“It’s an unusual experience, or certainly frightening, to be this girl from Canada who just beat all these people for a job. And then all of a sudden it’s like, ‘Come into this room—here’s 20 Ivy League writers who’ve been doing this for 10 years. Do you want to pitch them some ideas?’ ” she says. “It took me a long time to build trust among everyone. Mainly, what I would do is travel to places the more experienced correspondents refused to go. They’d be like, ‘Hey, Stephen Colbert, do you want to go to Sioux Falls, South Dakota?’ And he’d be like, ‘Fuck no. Send her.’ ”
Throughout her tenure, Bee was fine-tuning her own editorial voice and learning more each day about how to tell the stories that were meaningful to her in a way only she could. She and her husband—who joined the show two years after she did and with whom she shared an office—also started pitching their own films and pilots, until one of them, “The Detour,” got picked up to series at TBS. The network offered Bee her own show, too, which she built around a loose set of guidelines.
“If I don’t really want to do the thing I’m being tasked with, it’s never very good. I have to really want to do it, or it needs to meet certain criteria,” she says. “Is there a growth experience? Do I love this? Why am I doing this? What is the thing I’m doing here? I don’t feel that way with everything I do, but I try to feel that way with everything I do. That’s how we try to build the show, so that it really comes from a place of, ‘Oh, we have to do this.’ ”
This story originally appeared in the Aug. 20 issue of Backstage Magazine. Subscribe here.
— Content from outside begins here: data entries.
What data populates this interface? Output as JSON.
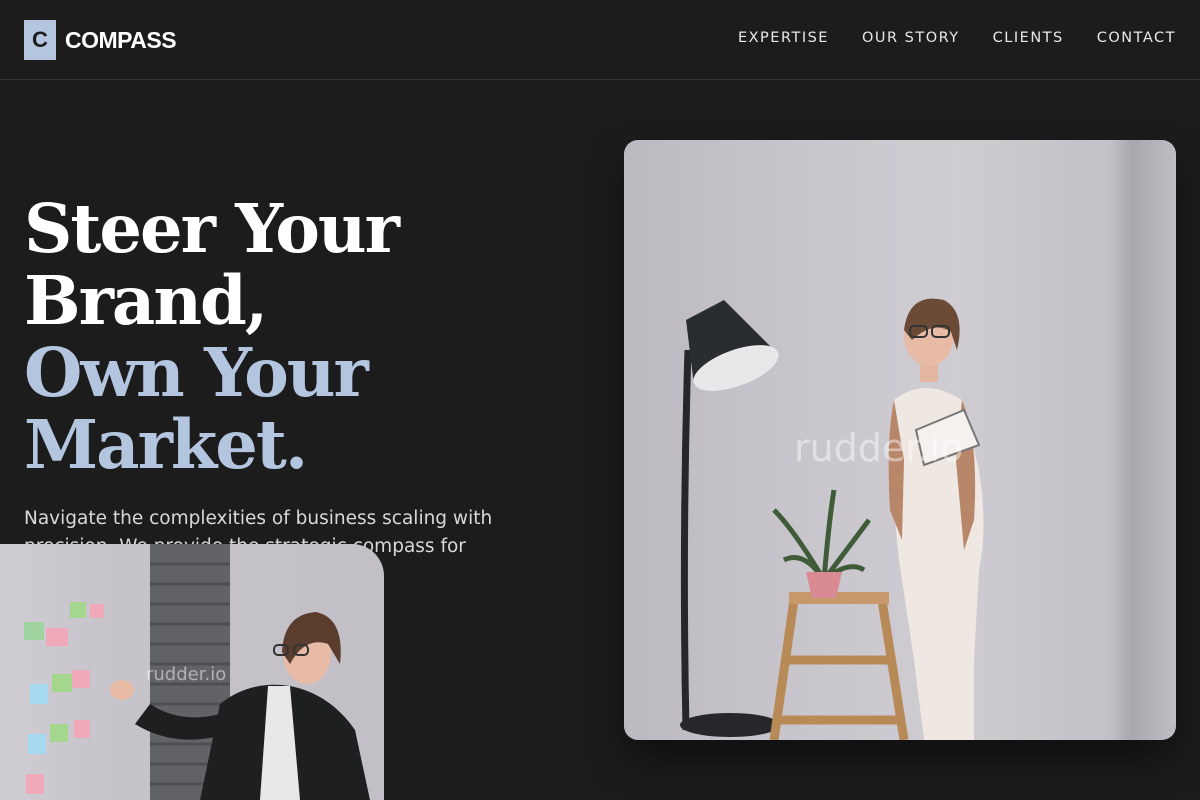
{
  "brand": {
    "mark": "C",
    "name": "COMPASS"
  },
  "nav": {
    "items": [
      {
        "label": "EXPERTISE"
      },
      {
        "label": "OUR STORY"
      },
      {
        "label": "CLIENTS"
      },
      {
        "label": "CONTACT"
      }
    ]
  },
  "hero": {
    "title_lines": [
      "Steer Your",
      "Brand,"
    ],
    "accent_lines": [
      "Own Your",
      "Market."
    ],
    "description": "Navigate the complexities of business scaling with precision. We provide the strategic compass for growth in your industry."
  },
  "images": {
    "main": {
      "watermark": "rudder.io"
    },
    "secondary": {
      "watermark": "rudder.io"
    }
  },
  "colors": {
    "background": "#1c1c1d",
    "accent": "#b3c5df",
    "text": "#ffffff"
  }
}
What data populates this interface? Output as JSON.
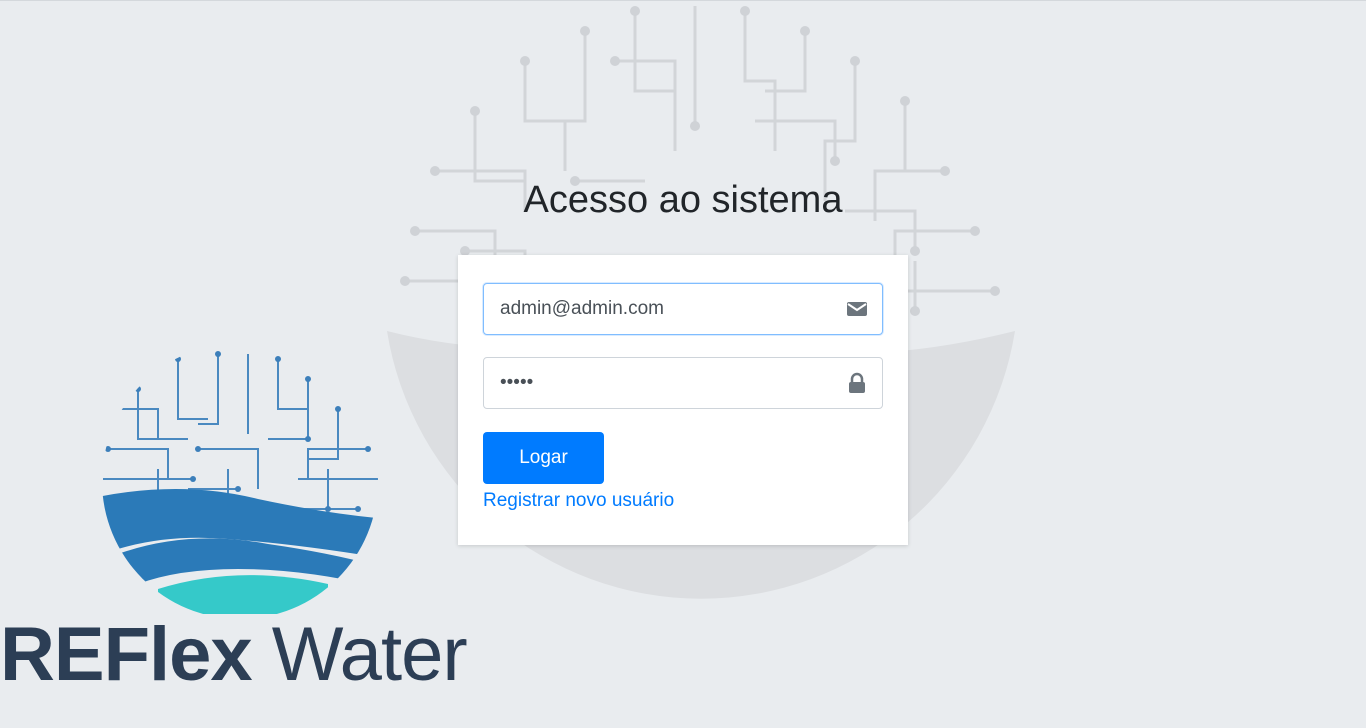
{
  "login": {
    "title": "Acesso ao sistema",
    "email_value": "admin@admin.com",
    "email_icon": "envelope-icon",
    "password_value": "admin",
    "password_icon": "lock-icon",
    "submit_label": "Logar",
    "register_link": "Registrar novo usuário"
  },
  "brand": {
    "name_bold": "REFlex",
    "name_light": " Water"
  },
  "colors": {
    "background": "#e9ecef",
    "primary": "#007bff",
    "brand_dark": "#2c3e55",
    "logo_blue": "#2b7ab8",
    "logo_teal": "#35c9c9"
  }
}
Looking for remote work? Backstage has got you covered! Click here for auditions you can do from home!
Photographed by Jason Jones on 7/16 at their Hudson Valley home